>>>

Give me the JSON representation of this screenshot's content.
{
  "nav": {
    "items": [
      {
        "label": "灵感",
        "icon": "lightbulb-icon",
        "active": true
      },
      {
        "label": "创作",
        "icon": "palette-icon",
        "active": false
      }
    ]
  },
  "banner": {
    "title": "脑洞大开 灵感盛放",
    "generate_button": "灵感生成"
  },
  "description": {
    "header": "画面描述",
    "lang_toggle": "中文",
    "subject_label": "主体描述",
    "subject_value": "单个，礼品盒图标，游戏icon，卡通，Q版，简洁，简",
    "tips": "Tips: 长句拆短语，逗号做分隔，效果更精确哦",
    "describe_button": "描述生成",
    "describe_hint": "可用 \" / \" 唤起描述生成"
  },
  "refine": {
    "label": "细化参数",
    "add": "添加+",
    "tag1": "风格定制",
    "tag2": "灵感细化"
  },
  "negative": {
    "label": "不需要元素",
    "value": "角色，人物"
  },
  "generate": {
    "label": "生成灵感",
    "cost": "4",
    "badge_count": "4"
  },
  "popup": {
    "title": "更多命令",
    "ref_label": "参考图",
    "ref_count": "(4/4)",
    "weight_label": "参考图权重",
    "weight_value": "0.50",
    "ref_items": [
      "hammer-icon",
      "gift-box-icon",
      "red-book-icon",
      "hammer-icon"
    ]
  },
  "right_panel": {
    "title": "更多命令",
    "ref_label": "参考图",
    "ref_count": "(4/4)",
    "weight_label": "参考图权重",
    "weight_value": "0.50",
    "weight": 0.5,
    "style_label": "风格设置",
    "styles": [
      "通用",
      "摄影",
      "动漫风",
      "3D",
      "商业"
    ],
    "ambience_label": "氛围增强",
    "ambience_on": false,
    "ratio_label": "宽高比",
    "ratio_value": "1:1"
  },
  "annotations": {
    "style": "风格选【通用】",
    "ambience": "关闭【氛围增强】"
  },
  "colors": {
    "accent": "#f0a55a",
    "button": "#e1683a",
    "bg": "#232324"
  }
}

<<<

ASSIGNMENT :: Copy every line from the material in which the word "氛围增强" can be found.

TASK OUTPUT ::
    "ambience_label": "氛围增强",
    "ambience": "关闭【氛围增强】"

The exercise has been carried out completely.